The use of the quartet of dancers is ingenious, because their movements (excellent choreography by Peggy Hickey) provided some visual interest during the long introductions and interludes of the opera seria arias. Unfortunately, although the dancers moved beautifully, they did sometimes distract from the singing, especially when they moved on the heavily ornamented repeats of an aria's main section. Directors should probably use this device on the first statement, when the melody is unadorned, and then allow the audience's attention to focus on the singer for the ornamented repeat, and not vice versa. The dancers seemed to represent the malevolent male power of the dictator. At one point, they literally bury Giunia in red flowers, walking up to her in suitors' poses and then coldly hurling the flowers at or on her. In the most stunning performance of the evening, Giunia's second-act aria ("Ah se il crudel periglio"), the dancers restrain Ms. Shafer, who begins the scene in only a slip, in order to clothe her in her corset, bustle, and voluminous skirts, even lifting her into the air to put pointy shoes on her feet.
Craig Smith, Susan Graham incandescent in Mozart's 'Lucio Silla' (Santa Fe New Mexican, July 22)
The French expression for this sort of dream casting is une distribution d'enfer (in France, anything from hell must be good). Tenor Gregory Kunde was a potent and menacing Silla, a role that was disappointingly small for him, because of the inferior tenor Mozart had to write for at the Milan premiere. The sexual politics of the story are complicated by the cross casting of the other roles: besides Susan Graham as Cecilio (a castrato role made into a trouser role), male soprano Michael Maniaci was Lucio Cinna (a castrato role preserved as a countertenor role), whose technical prowess was marred by a sometimes slightly strident production. (He has performed the role of Cherubino in Figaro, which is another gender-bending level to add to that trouser role.) This means that all four members of the couples who are eventually married are treble voices. Anna Christy was an excellent Celia, Silla's sister who is married to Cinna. She is a younger singer with consummate skills and pure tone, and the somewhat nervous vibrato, just coiled one notch too tightly, will probably mature. We are talking about the most minor flaw in a great performance. Conductor Bernard Labadie, the Music and Artistic Director of L'Opéra de Québec led the excellent orchestra, with harpsichord for the recitativo secco, with a sure hand. Santa Fe has the reputation as the leading place to see opera in the summer, a reputation merited certainly by the extraordinary polish of productions like this one.

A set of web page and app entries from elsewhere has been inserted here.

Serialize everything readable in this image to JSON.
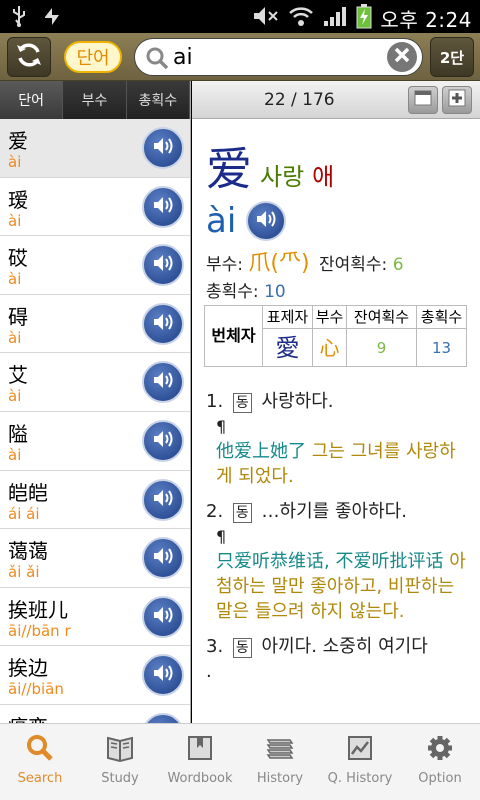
{
  "status_bar": {
    "time": "오후 2:24",
    "icons": [
      "usb-icon",
      "signal-strength-icon",
      "mute-icon",
      "wifi-icon",
      "cell-signal-icon",
      "battery-charging-icon"
    ]
  },
  "top_bar": {
    "refresh_icon": "refresh-icon",
    "mode_toggle_label": "단어",
    "search_value": "ai",
    "clear_icon": "clear-icon",
    "column_button_label": "2단"
  },
  "left_panel": {
    "tabs": [
      {
        "label": "단어",
        "active": true
      },
      {
        "label": "부수",
        "active": false
      },
      {
        "label": "총획수",
        "active": false
      }
    ],
    "items": [
      {
        "hanzi": "爱",
        "pinyin": "ài",
        "selected": true
      },
      {
        "hanzi": "瑷",
        "pinyin": "ài",
        "selected": false
      },
      {
        "hanzi": "砹",
        "pinyin": "ài",
        "selected": false
      },
      {
        "hanzi": "碍",
        "pinyin": "ài",
        "selected": false
      },
      {
        "hanzi": "艾",
        "pinyin": "ài",
        "selected": false
      },
      {
        "hanzi": "隘",
        "pinyin": "ài",
        "selected": false
      },
      {
        "hanzi": "皑皑",
        "pinyin": "ái ái",
        "selected": false
      },
      {
        "hanzi": "蔼蔼",
        "pinyin": "ǎi ǎi",
        "selected": false
      },
      {
        "hanzi": "挨班儿",
        "pinyin": "āi//bān r",
        "selected": false
      },
      {
        "hanzi": "挨边",
        "pinyin": "āi//biān",
        "selected": false
      },
      {
        "hanzi": "癌变",
        "pinyin": "",
        "selected": false
      }
    ]
  },
  "right_panel": {
    "counter": "22 / 176",
    "entry": {
      "hanzi": "爱",
      "korean_meaning": "사랑",
      "korean_reading": "애",
      "pinyin": "ài",
      "radical_label": "부수:",
      "radical": "爪(⺥)",
      "remaining_strokes_label": "잔여획수:",
      "remaining_strokes": "6",
      "total_strokes_label": "총획수:",
      "total_strokes": "10",
      "variant_table": {
        "row_header": "번체자",
        "headers": [
          "표제자",
          "부수",
          "잔여획수",
          "총획수"
        ],
        "values": [
          "愛",
          "心",
          "9",
          "13"
        ]
      }
    },
    "senses": [
      {
        "num": "1.",
        "pos": "동",
        "meaning": "사랑하다.",
        "example_zh": "他爱上她了",
        "example_ko": "그는 그녀를 사랑하게 되었다."
      },
      {
        "num": "2.",
        "pos": "동",
        "meaning": "…하기를 좋아하다.",
        "example_zh": "只爱听恭维话, 不爱听批评话",
        "example_ko": "아첨하는 말만 좋아하고, 비판하는 말은 들으려 하지 않는다."
      },
      {
        "num": "3.",
        "pos": "동",
        "meaning": "아끼다. 소중히 여기다"
      }
    ],
    "sense3_trailing": "."
  },
  "bottom_nav": [
    {
      "label": "Search",
      "icon": "search-icon",
      "active": true
    },
    {
      "label": "Study",
      "icon": "book-icon",
      "active": false
    },
    {
      "label": "Wordbook",
      "icon": "wordbook-icon",
      "active": false
    },
    {
      "label": "History",
      "icon": "history-icon",
      "active": false
    },
    {
      "label": "Q. History",
      "icon": "chart-icon",
      "active": false
    },
    {
      "label": "Option",
      "icon": "gear-icon",
      "active": false
    }
  ],
  "colors": {
    "accent": "#e08a2a",
    "pinyin_list": "#f08a1c",
    "headword": "#1b2b8a"
  }
}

Remaining performances of Lucio Silla at Santa Fe Opera are scheduled for July 29 and August 4 and 10.